REQUIRED WORK.
Each entry is to be output precisely as it appears.

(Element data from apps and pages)
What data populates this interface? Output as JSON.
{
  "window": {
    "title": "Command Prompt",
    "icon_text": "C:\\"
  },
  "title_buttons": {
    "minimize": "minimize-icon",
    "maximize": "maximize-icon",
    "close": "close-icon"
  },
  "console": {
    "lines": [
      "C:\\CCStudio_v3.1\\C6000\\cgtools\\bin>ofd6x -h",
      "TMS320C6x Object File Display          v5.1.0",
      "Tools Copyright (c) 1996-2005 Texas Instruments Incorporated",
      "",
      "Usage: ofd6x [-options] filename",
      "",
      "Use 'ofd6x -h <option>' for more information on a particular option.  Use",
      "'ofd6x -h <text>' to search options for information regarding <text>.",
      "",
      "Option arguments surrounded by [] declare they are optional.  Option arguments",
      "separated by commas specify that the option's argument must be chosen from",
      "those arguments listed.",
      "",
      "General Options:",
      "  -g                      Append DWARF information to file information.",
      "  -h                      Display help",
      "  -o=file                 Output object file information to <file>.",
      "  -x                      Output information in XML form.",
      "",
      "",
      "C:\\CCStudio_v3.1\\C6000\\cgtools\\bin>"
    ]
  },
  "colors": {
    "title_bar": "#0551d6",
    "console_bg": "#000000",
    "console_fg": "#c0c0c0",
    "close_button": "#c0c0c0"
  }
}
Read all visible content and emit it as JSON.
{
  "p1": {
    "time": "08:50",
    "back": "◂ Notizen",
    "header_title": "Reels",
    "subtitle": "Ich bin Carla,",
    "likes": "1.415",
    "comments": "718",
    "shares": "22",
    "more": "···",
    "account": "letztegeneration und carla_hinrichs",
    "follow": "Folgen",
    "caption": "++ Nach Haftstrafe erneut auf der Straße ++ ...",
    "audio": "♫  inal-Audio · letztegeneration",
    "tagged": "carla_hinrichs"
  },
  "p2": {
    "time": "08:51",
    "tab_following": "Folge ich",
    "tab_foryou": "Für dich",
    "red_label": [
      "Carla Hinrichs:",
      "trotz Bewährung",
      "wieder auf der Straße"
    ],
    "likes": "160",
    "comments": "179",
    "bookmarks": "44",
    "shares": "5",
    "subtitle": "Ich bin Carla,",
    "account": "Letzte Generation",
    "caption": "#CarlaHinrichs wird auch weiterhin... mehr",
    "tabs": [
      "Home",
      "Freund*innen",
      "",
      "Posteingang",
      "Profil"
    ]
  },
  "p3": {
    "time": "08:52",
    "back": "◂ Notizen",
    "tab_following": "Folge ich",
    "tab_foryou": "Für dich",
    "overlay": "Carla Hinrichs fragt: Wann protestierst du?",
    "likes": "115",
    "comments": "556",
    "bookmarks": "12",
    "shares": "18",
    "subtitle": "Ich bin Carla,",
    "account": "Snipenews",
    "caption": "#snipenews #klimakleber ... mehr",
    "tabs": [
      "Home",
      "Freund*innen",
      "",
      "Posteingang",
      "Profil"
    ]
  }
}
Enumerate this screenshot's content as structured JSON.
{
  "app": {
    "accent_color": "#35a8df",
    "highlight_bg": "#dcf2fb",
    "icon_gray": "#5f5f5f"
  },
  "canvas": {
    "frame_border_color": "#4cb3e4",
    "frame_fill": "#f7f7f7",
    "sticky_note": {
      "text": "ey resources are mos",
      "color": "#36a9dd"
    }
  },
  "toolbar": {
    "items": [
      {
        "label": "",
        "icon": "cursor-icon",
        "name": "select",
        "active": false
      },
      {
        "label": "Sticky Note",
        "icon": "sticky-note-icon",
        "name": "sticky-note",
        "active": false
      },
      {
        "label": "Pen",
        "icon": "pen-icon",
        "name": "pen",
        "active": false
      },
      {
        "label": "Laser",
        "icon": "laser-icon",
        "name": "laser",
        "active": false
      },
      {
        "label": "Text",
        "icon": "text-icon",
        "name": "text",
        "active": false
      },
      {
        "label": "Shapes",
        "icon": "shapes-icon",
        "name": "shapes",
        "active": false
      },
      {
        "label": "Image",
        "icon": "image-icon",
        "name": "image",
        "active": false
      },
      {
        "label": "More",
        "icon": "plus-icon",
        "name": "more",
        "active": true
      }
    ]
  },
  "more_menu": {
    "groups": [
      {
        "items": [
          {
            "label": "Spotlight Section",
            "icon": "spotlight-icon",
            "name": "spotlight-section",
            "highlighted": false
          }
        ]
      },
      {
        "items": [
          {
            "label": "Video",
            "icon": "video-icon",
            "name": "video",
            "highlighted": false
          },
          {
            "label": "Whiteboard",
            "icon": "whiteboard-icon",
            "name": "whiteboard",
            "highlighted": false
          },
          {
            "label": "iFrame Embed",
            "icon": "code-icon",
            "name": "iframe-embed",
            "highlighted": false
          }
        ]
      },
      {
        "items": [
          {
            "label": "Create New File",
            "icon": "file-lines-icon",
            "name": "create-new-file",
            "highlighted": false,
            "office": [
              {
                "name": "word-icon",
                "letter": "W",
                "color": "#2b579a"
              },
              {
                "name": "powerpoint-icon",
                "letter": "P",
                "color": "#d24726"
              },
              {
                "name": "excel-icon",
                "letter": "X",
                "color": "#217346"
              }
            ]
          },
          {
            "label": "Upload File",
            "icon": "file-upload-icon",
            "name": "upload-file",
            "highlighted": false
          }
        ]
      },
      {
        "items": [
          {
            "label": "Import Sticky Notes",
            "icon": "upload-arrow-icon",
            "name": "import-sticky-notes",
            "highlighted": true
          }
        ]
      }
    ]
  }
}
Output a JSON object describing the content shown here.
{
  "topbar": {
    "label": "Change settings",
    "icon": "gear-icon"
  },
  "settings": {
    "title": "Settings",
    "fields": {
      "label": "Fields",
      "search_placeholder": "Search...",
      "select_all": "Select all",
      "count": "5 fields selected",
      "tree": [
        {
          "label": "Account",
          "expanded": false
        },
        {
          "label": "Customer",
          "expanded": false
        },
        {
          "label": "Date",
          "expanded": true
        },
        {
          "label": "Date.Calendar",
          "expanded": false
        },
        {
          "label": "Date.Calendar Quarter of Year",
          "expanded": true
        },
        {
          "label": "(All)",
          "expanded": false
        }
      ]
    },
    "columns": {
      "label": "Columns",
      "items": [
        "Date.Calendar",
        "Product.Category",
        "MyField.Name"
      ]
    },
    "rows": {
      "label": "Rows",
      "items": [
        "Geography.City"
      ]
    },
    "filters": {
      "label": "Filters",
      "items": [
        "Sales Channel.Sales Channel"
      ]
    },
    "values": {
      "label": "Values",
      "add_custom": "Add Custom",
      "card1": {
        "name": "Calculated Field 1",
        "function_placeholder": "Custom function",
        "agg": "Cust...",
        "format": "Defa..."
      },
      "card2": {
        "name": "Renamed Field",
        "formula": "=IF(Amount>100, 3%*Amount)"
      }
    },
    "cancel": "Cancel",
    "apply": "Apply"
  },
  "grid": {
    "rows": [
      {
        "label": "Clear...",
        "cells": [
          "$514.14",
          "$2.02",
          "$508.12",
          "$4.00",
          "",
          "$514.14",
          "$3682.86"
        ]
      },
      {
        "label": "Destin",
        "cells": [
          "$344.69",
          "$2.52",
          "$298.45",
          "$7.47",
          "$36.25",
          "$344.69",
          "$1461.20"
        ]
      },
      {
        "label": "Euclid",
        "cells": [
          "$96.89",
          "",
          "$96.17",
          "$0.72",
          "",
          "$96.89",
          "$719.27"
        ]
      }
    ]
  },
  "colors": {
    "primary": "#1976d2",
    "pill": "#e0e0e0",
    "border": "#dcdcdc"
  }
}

TASK ANSWER.
What data populates this interface? Output as JSON.
{
  "window": {
    "title": "Command Prompt",
    "icon_text": "C:\\"
  },
  "title_buttons": {
    "minimize": "minimize-icon",
    "maximize": "maximize-icon",
    "close": "close-icon"
  },
  "console": {
    "lines": [
      "C:\\CCStudio_v3.1\\C6000\\cgtools\\bin>ofd6x -h",
      "TMS320C6x Object File Display          v5.1.0",
      "Tools Copyright (c) 1996-2005 Texas Instruments Incorporated",
      "",
      "Usage: ofd6x [-options] filename",
      "",
      "Use 'ofd6x -h <option>' for more information on a particular option.  Use",
      "'ofd6x -h <text>' to search options for information regarding <text>.",
      "",
      "Option arguments surrounded by [] declare they are optional.  Option arguments",
      "separated by commas specify that the option's argument must be chosen from",
      "those arguments listed.",
      "",
      "General Options:",
      "  -g                      Append DWARF information to file information.",
      "  -h                      Display help",
      "  -o=file                 Output object file information to <file>.",
      "  -x                      Output information in XML form.",
      "",
      "",
      "C:\\CCStudio_v3.1\\C6000\\cgtools\\bin>"
    ]
  },
  "colors": {
    "title_bar": "#0551d6",
    "console_bg": "#000000",
    "console_fg": "#c0c0c0",
    "close_button": "#c0c0c0"
  }
}
Read all visible content and emit it as JSON.
{
  "p1": {
    "time": "08:50",
    "back": "◂ Notizen",
    "header_title": "Reels",
    "subtitle": "Ich bin Carla,",
    "likes": "1.415",
    "comments": "718",
    "shares": "22",
    "more": "···",
    "account": "letztegeneration und carla_hinrichs",
    "follow": "Folgen",
    "caption": "++ Nach Haftstrafe erneut auf der Straße ++ ...",
    "audio": "♫  inal-Audio · letztegeneration",
    "tagged": "carla_hinrichs"
  },
  "p2": {
    "time": "08:51",
    "tab_following": "Folge ich",
    "tab_foryou": "Für dich",
    "red_label": [
      "Carla Hinrichs:",
      "trotz Bewährung",
      "wieder auf der Straße"
    ],
    "likes": "160",
    "comments": "179",
    "bookmarks": "44",
    "shares": "5",
    "subtitle": "Ich bin Carla,",
    "account": "Letzte Generation",
    "caption": "#CarlaHinrichs wird auch weiterhin... mehr",
    "tabs": [
      "Home",
      "Freund*innen",
      "",
      "Posteingang",
      "Profil"
    ]
  },
  "p3": {
    "time": "08:52",
    "back": "◂ Notizen",
    "tab_following": "Folge ich",
    "tab_foryou": "Für dich",
    "overlay": "Carla Hinrichs fragt: Wann protestierst du?",
    "likes": "115",
    "comments": "556",
    "bookmarks": "12",
    "shares": "18",
    "subtitle": "Ich bin Carla,",
    "account": "Snipenews",
    "caption": "#snipenews #klimakleber ... mehr",
    "tabs": [
      "Home",
      "Freund*innen",
      "",
      "Posteingang",
      "Profil"
    ]
  }
}
Enumerate this screenshot's content as structured JSON.
{
  "app": {
    "accent_color": "#35a8df",
    "highlight_bg": "#dcf2fb",
    "icon_gray": "#5f5f5f"
  },
  "canvas": {
    "frame_border_color": "#4cb3e4",
    "frame_fill": "#f7f7f7",
    "sticky_note": {
      "text": "ey resources are mos",
      "color": "#36a9dd"
    }
  },
  "toolbar": {
    "items": [
      {
        "label": "",
        "icon": "cursor-icon",
        "name": "select",
        "active": false
      },
      {
        "label": "Sticky Note",
        "icon": "sticky-note-icon",
        "name": "sticky-note",
        "active": false
      },
      {
        "label": "Pen",
        "icon": "pen-icon",
        "name": "pen",
        "active": false
      },
      {
        "label": "Laser",
        "icon": "laser-icon",
        "name": "laser",
        "active": false
      },
      {
        "label": "Text",
        "icon": "text-icon",
        "name": "text",
        "active": false
      },
      {
        "label": "Shapes",
        "icon": "shapes-icon",
        "name": "shapes",
        "active": false
      },
      {
        "label": "Image",
        "icon": "image-icon",
        "name": "image",
        "active": false
      },
      {
        "label": "More",
        "icon": "plus-icon",
        "name": "more",
        "active": true
      }
    ]
  },
  "more_menu": {
    "groups": [
      {
        "items": [
          {
            "label": "Spotlight Section",
            "icon": "spotlight-icon",
            "name": "spotlight-section",
            "highlighted": false
          }
        ]
      },
      {
        "items": [
          {
            "label": "Video",
            "icon": "video-icon",
            "name": "video",
            "highlighted": false
          },
          {
            "label": "Whiteboard",
            "icon": "whiteboard-icon",
            "name": "whiteboard",
            "highlighted": false
          },
          {
            "label": "iFrame Embed",
            "icon": "code-icon",
            "name": "iframe-embed",
            "highlighted": false
          }
        ]
      },
      {
        "items": [
          {
            "label": "Create New File",
            "icon": "file-lines-icon",
            "name": "create-new-file",
            "highlighted": false,
            "office": [
              {
                "name": "word-icon",
                "letter": "W",
                "color": "#2b579a"
              },
              {
                "name": "powerpoint-icon",
                "letter": "P",
                "color": "#d24726"
              },
              {
                "name": "excel-icon",
                "letter": "X",
                "color": "#217346"
              }
            ]
          },
          {
            "label": "Upload File",
            "icon": "file-upload-icon",
            "name": "upload-file",
            "highlighted": false
          }
        ]
      },
      {
        "items": [
          {
            "label": "Import Sticky Notes",
            "icon": "upload-arrow-icon",
            "name": "import-sticky-notes",
            "highlighted": true
          }
        ]
      }
    ]
  }
}
Output a JSON object describing the content shown here.
{
  "topbar": {
    "label": "Change settings",
    "icon": "gear-icon"
  },
  "settings": {
    "title": "Settings",
    "fields": {
      "label": "Fields",
      "search_placeholder": "Search...",
      "select_all": "Select all",
      "count": "5 fields selected",
      "tree": [
        {
          "label": "Account",
          "expanded": false
        },
        {
          "label": "Customer",
          "expanded": false
        },
        {
          "label": "Date",
          "expanded": true
        },
        {
          "label": "Date.Calendar",
          "expanded": false
        },
        {
          "label": "Date.Calendar Quarter of Year",
          "expanded": true
        },
        {
          "label": "(All)",
          "expanded": false
        }
      ]
    },
    "columns": {
      "label": "Columns",
      "items": [
        "Date.Calendar",
        "Product.Category",
        "MyField.Name"
      ]
    },
    "rows": {
      "label": "Rows",
      "items": [
        "Geography.City"
      ]
    },
    "filters": {
      "label": "Filters",
      "items": [
        "Sales Channel.Sales Channel"
      ]
    },
    "values": {
      "label": "Values",
      "add_custom": "Add Custom",
      "card1": {
        "name": "Calculated Field 1",
        "function_placeholder": "Custom function",
        "agg": "Cust...",
        "format": "Defa..."
      },
      "card2": {
        "name": "Renamed Field",
        "formula": "=IF(Amount>100, 3%*Amount)"
      }
    },
    "cancel": "Cancel",
    "apply": "Apply"
  },
  "grid": {
    "rows": [
      {
        "label": "Clear...",
        "cells": [
          "$514.14",
          "$2.02",
          "$508.12",
          "$4.00",
          "",
          "$514.14",
          "$3682.86"
        ]
      },
      {
        "label": "Destin",
        "cells": [
          "$344.69",
          "$2.52",
          "$298.45",
          "$7.47",
          "$36.25",
          "$344.69",
          "$1461.20"
        ]
      },
      {
        "label": "Euclid",
        "cells": [
          "$96.89",
          "",
          "$96.17",
          "$0.72",
          "",
          "$96.89",
          "$719.27"
        ]
      }
    ]
  },
  "colors": {
    "primary": "#1976d2",
    "pill": "#e0e0e0",
    "border": "#dcdcdc"
  }
}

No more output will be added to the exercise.